◆ TASK PROMPT
Write the records out once more, so that nothing differs from the original.
======== GIVEN INFORMATION
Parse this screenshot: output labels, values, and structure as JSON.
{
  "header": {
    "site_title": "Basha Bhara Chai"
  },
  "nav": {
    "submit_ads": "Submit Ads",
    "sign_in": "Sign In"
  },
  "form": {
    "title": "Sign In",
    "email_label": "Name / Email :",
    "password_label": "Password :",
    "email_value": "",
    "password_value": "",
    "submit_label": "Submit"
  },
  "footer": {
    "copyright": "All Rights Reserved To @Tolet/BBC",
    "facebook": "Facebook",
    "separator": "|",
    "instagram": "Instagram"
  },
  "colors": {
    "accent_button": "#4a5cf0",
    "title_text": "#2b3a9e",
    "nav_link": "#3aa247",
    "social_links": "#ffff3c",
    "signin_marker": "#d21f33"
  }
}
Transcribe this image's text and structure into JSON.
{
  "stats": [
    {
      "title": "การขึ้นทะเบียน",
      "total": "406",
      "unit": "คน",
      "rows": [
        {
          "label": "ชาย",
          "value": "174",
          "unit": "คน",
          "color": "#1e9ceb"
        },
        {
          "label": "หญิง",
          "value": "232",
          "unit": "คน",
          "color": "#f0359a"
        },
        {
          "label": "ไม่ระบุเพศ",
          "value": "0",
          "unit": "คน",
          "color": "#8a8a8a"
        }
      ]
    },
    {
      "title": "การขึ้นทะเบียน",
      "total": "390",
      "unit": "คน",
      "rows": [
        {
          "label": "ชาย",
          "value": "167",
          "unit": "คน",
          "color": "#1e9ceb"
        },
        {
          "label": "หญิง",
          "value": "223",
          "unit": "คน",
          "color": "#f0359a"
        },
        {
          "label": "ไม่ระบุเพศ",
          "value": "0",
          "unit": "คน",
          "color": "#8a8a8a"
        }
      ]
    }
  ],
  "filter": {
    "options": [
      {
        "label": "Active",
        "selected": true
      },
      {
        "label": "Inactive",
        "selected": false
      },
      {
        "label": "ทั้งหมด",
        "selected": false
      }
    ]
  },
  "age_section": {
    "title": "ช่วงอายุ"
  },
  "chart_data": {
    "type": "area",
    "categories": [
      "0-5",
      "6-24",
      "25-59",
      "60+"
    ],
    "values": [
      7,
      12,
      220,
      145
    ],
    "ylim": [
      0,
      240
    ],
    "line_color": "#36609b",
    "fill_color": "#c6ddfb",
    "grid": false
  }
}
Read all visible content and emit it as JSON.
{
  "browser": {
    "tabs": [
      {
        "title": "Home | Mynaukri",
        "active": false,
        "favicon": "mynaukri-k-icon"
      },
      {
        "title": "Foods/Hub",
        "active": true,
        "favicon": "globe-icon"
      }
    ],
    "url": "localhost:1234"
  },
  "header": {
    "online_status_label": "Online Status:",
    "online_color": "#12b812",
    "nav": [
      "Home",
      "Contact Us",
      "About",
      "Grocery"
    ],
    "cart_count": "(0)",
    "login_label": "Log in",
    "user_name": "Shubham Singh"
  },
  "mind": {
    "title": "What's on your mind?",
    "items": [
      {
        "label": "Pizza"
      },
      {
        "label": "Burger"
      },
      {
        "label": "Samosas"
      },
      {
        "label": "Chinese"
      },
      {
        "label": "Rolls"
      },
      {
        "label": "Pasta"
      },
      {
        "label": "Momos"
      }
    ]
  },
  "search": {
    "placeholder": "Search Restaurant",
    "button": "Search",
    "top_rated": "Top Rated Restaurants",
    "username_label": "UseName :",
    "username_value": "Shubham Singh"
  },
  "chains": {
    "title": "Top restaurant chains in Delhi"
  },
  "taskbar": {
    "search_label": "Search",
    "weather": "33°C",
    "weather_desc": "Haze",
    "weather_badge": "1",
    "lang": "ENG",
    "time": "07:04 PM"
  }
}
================
◆ OUTPUT OF THE TASK
Parse this screenshot: output labels, values, and structure as JSON.
{
  "header": {
    "site_title": "Basha Bhara Chai"
  },
  "nav": {
    "submit_ads": "Submit Ads",
    "sign_in": "Sign In"
  },
  "form": {
    "title": "Sign In",
    "email_label": "Name / Email :",
    "password_label": "Password :",
    "email_value": "",
    "password_value": "",
    "submit_label": "Submit"
  },
  "footer": {
    "copyright": "All Rights Reserved To @Tolet/BBC",
    "facebook": "Facebook",
    "separator": "|",
    "instagram": "Instagram"
  },
  "colors": {
    "accent_button": "#4a5cf0",
    "title_text": "#2b3a9e",
    "nav_link": "#3aa247",
    "social_links": "#ffff3c",
    "signin_marker": "#d21f33"
  }
}
Transcribe this image's text and structure into JSON.
{
  "stats": [
    {
      "title": "การขึ้นทะเบียน",
      "total": "406",
      "unit": "คน",
      "rows": [
        {
          "label": "ชาย",
          "value": "174",
          "unit": "คน",
          "color": "#1e9ceb"
        },
        {
          "label": "หญิง",
          "value": "232",
          "unit": "คน",
          "color": "#f0359a"
        },
        {
          "label": "ไม่ระบุเพศ",
          "value": "0",
          "unit": "คน",
          "color": "#8a8a8a"
        }
      ]
    },
    {
      "title": "การขึ้นทะเบียน",
      "total": "390",
      "unit": "คน",
      "rows": [
        {
          "label": "ชาย",
          "value": "167",
          "unit": "คน",
          "color": "#1e9ceb"
        },
        {
          "label": "หญิง",
          "value": "223",
          "unit": "คน",
          "color": "#f0359a"
        },
        {
          "label": "ไม่ระบุเพศ",
          "value": "0",
          "unit": "คน",
          "color": "#8a8a8a"
        }
      ]
    }
  ],
  "filter": {
    "options": [
      {
        "label": "Active",
        "selected": true
      },
      {
        "label": "Inactive",
        "selected": false
      },
      {
        "label": "ทั้งหมด",
        "selected": false
      }
    ]
  },
  "age_section": {
    "title": "ช่วงอายุ"
  },
  "chart_data": {
    "type": "area",
    "categories": [
      "0-5",
      "6-24",
      "25-59",
      "60+"
    ],
    "values": [
      7,
      12,
      220,
      145
    ],
    "ylim": [
      0,
      240
    ],
    "line_color": "#36609b",
    "fill_color": "#c6ddfb",
    "grid": false
  }
}
Read all visible content and emit it as JSON.
{
  "browser": {
    "tabs": [
      {
        "title": "Home | Mynaukri",
        "active": false,
        "favicon": "mynaukri-k-icon"
      },
      {
        "title": "Foods/Hub",
        "active": true,
        "favicon": "globe-icon"
      }
    ],
    "url": "localhost:1234"
  },
  "header": {
    "online_status_label": "Online Status:",
    "online_color": "#12b812",
    "nav": [
      "Home",
      "Contact Us",
      "About",
      "Grocery"
    ],
    "cart_count": "(0)",
    "login_label": "Log in",
    "user_name": "Shubham Singh"
  },
  "mind": {
    "title": "What's on your mind?",
    "items": [
      {
        "label": "Pizza"
      },
      {
        "label": "Burger"
      },
      {
        "label": "Samosas"
      },
      {
        "label": "Chinese"
      },
      {
        "label": "Rolls"
      },
      {
        "label": "Pasta"
      },
      {
        "label": "Momos"
      }
    ]
  },
  "search": {
    "placeholder": "Search Restaurant",
    "button": "Search",
    "top_rated": "Top Rated Restaurants",
    "username_label": "UseName :",
    "username_value": "Shubham Singh"
  },
  "chains": {
    "title": "Top restaurant chains in Delhi"
  },
  "taskbar": {
    "search_label": "Search",
    "weather": "33°C",
    "weather_desc": "Haze",
    "weather_badge": "1",
    "lang": "ENG",
    "time": "07:04 PM"
  }
}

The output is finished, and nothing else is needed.